Well! That led to a huge discussion. As well as several subsidiary discussions.
(And don’t let’s even get into why I think the past tense of ‘lead’ is spelt ‘led’ ... or the difference, if any, between 'spelt' and 'spelled'.)
It was finally established that ‘shined’ is correct when there’s an object: ‘He shined his shoes’; ‘shone’ when there isn’t: ‘The moon shone brightly.’ But then one of my UK friends said she prefers ‘shined’ in an audiobook even when incorrect, rather than hearing ‘shone’ pronounced to rhyme with ‘known’. (She actually said 'shown' but that was a whole other can of worms.)
Many of us non-Americans went into teeth-on-edge horror at the mere thought of such a mispronunciation – whereas Americans tended to say, ‘But how else would it be pronounced?’
‘To rhyme with “gone”,’ we replied.
‘Oh,’ they said, ‘like “dawn”.’
‘Er, no! Like “on”.’
Then it transpired that, in some parts of America at least, ‘dawn’ IS pronounced like ‘on’.
By the time we'd been through all the permutations, it got to be like, ‘I say tom-ah-to and you say tom-ay-to’. (Er, that's 'tom-ay-toe' / 'tom-ah-toe'.)
Which is fine. We can all stick to what we were brought up with, and do our best to be understood by copying the locals when in other ‘English-speaking’ countries.
(You could think that England must have the correct English – but then there’s the whole matter of regional dialects! Which make some British movies incomprehensible to me without subtitles; a problem I also have with some American movies.)
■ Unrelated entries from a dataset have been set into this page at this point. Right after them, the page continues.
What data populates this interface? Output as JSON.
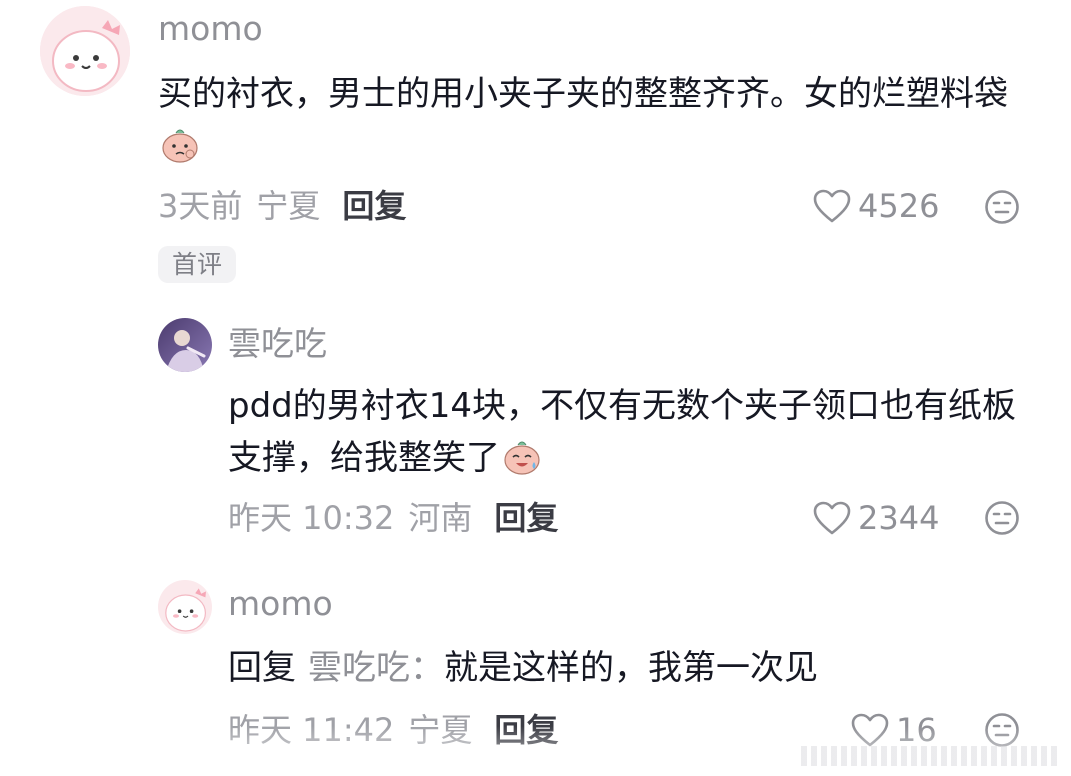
{
  "comments": [
    {
      "username": "momo",
      "text": "买的衬衣，男士的用小夹子夹的整整齐齐。女的烂塑料袋",
      "time": "3天前",
      "location": "宁夏",
      "reply_label": "回复",
      "likes": "4526",
      "badge": "首评",
      "emoji_icon": "thinking-face-emoji",
      "avatar_icon": "pink-dinosaur-avatar"
    },
    {
      "username": "雲吃吃",
      "text": "pdd的男衬衣14块，不仅有无数个夹子领口也有纸板支撑，给我整笑了",
      "time": "昨天 10:32",
      "location": "河南",
      "reply_label": "回复",
      "likes": "2344",
      "emoji_icon": "sweating-laugh-emoji",
      "avatar_icon": "purple-photo-avatar"
    },
    {
      "username": "momo",
      "reply_prefix": "回复",
      "reply_target": "雲吃吃：",
      "text": "就是这样的，我第一次见",
      "time": "昨天 11:42",
      "location": "宁夏",
      "reply_label": "回复",
      "likes": "16",
      "avatar_icon": "pink-dinosaur-avatar"
    }
  ],
  "colors": {
    "username": "#8f9096",
    "text": "#161823",
    "meta": "#a0a1a7",
    "badge_bg": "#f2f2f4",
    "avatar_pink": "#f7dfe3"
  }
}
Be that as it may, the differences could cause unexpected problems when reading poetry (though perhaps not so much when hearing it ... well, so long as it's read by the author, or someone of the same background). Pronunciation can influence such things as rhyme and metre, and even in some cases syllable count. It’s fairly easy to work out – if a little startling at first glance – when it’s a case of rhyme, but not so much when the tongue trips on what is apparently an out-of-place stressed (or unstressed) syllable in a strict metre. It might be a problem in some prose pieces too, in dialogue for instance, or where the rhythm of a sentence underpins the narrative.
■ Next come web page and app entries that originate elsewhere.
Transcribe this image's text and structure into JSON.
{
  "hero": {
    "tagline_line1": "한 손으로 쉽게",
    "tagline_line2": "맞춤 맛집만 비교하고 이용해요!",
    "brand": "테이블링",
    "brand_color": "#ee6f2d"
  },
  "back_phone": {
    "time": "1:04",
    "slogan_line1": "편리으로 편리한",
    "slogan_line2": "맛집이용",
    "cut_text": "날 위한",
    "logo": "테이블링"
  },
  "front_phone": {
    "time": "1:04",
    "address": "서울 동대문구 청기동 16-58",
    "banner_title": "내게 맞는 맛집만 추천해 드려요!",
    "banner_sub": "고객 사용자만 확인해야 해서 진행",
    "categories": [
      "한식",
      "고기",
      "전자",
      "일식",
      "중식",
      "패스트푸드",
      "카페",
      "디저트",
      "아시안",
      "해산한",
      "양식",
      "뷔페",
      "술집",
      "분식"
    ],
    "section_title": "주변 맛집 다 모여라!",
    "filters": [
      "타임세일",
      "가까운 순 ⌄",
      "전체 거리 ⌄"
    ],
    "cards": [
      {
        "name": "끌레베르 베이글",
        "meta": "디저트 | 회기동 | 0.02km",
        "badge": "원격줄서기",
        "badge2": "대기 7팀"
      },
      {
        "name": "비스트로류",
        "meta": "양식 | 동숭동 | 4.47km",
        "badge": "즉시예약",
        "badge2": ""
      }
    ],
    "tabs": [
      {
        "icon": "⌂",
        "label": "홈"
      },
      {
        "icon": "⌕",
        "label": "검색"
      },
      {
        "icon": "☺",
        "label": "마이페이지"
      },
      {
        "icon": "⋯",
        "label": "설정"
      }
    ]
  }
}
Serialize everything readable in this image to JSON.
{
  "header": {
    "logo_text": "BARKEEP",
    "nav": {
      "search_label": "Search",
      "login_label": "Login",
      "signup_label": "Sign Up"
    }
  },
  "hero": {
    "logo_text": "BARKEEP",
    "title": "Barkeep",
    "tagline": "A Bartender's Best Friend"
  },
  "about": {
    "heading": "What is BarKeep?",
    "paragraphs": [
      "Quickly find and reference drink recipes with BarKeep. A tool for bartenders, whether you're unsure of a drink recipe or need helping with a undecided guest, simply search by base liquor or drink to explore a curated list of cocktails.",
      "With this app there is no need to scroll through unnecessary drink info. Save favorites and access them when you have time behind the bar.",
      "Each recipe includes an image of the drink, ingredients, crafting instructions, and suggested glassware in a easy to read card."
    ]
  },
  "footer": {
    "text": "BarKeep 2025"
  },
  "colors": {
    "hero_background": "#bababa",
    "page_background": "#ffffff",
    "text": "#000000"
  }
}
I found this out a while back when called on to pass judgment on international attempts at writing the dizain, one of my favourite kinds of formal verse. I needed to be fairly strict, yet I found I was left uncertain in many cases because I realised that what seemed to me a metrical or syllabic misstep might just be a matter of different pronunciation. For instance, a word given two syllables in one country might be pronounced with only one syllable in another. (I grew up saying the name Alicia as A-lee-see-a, whereas the American A-lee-sha, which surprised me when I first heard it, has even spread to Australia now.) And of course we all pronounce things in the way we have grown up thinking ‘correct’. In fact it never occurs to us there might be a different way. (‘What, “shone” ISN’T pronounced like “known”?’)
Where does that leave us? Continuing to write according to our own version of English, I guess. What else, after all, can we do? But we can also widen our awareness to encompass other possibilities, rather than thinking everything different must be ‘wrong’.
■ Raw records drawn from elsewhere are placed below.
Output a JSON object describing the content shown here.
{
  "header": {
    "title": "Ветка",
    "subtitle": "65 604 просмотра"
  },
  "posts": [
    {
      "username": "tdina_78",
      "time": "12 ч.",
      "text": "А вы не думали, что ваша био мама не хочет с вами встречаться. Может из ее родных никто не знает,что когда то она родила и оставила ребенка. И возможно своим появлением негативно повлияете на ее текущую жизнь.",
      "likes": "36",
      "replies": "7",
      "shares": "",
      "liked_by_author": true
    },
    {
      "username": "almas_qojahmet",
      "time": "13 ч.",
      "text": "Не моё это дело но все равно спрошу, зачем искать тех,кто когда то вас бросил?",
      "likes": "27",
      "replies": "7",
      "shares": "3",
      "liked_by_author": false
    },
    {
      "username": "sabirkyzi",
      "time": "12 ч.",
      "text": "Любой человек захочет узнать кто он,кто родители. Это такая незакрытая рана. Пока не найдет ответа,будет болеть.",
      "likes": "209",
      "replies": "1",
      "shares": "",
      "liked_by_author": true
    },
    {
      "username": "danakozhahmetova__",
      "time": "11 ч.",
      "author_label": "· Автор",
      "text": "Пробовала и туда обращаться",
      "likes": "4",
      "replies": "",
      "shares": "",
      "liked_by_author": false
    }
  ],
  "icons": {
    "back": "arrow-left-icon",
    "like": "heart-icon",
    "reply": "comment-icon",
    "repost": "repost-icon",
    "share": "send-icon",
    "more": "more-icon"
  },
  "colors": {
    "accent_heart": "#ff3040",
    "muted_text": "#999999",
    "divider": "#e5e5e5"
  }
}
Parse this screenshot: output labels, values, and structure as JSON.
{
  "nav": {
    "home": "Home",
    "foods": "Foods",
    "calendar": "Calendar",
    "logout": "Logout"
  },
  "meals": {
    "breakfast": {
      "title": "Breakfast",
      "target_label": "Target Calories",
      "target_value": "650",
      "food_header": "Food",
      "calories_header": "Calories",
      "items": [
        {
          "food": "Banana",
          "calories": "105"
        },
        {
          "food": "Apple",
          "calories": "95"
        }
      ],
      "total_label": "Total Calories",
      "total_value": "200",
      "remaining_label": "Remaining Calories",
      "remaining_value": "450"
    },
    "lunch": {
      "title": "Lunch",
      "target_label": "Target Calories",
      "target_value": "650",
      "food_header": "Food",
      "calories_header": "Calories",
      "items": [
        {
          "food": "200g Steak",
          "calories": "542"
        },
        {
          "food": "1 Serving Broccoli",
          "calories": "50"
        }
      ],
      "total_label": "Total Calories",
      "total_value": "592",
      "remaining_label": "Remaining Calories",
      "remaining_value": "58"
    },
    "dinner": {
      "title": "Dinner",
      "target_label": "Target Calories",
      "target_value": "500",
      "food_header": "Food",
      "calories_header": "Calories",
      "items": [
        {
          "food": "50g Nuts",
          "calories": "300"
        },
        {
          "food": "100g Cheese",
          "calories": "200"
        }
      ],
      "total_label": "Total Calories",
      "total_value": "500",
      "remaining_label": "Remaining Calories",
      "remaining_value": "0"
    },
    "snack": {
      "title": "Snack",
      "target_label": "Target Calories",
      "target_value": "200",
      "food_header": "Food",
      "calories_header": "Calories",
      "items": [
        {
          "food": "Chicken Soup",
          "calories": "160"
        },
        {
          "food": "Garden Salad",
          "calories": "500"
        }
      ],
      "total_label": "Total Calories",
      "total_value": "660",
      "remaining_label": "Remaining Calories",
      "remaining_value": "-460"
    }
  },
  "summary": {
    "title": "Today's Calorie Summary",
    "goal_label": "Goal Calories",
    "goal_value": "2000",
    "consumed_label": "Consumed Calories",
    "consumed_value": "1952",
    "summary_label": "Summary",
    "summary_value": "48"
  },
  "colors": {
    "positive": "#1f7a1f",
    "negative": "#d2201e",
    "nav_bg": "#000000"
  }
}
So, dear wordsmiths, let’s get to it now! You know the drill – give us your poetry or prose, old or new, written with whatever pronunciation seems right to you. One link per person, please, on Mister Linky below, to your chosen piece on your blog. Prose pieces need to be 369 words or fewer. The link stays open all week.
Do encourage others by reading and commenting, and don’t forget to pop back in case of late linkers. I always do, because – you know – I’m labelled the Coordinator; I've taken it on as part of my role. I often find treasures then, to my great delight, but they can remain unseen by most of us.
One tip to late linkers: Go and leave comments on other people’s posts, in the hope they’ll return the favour. We’re a polite and caring lot here, so they usually do.
Next Wednesday, Rommy tells me, the theme will be trees.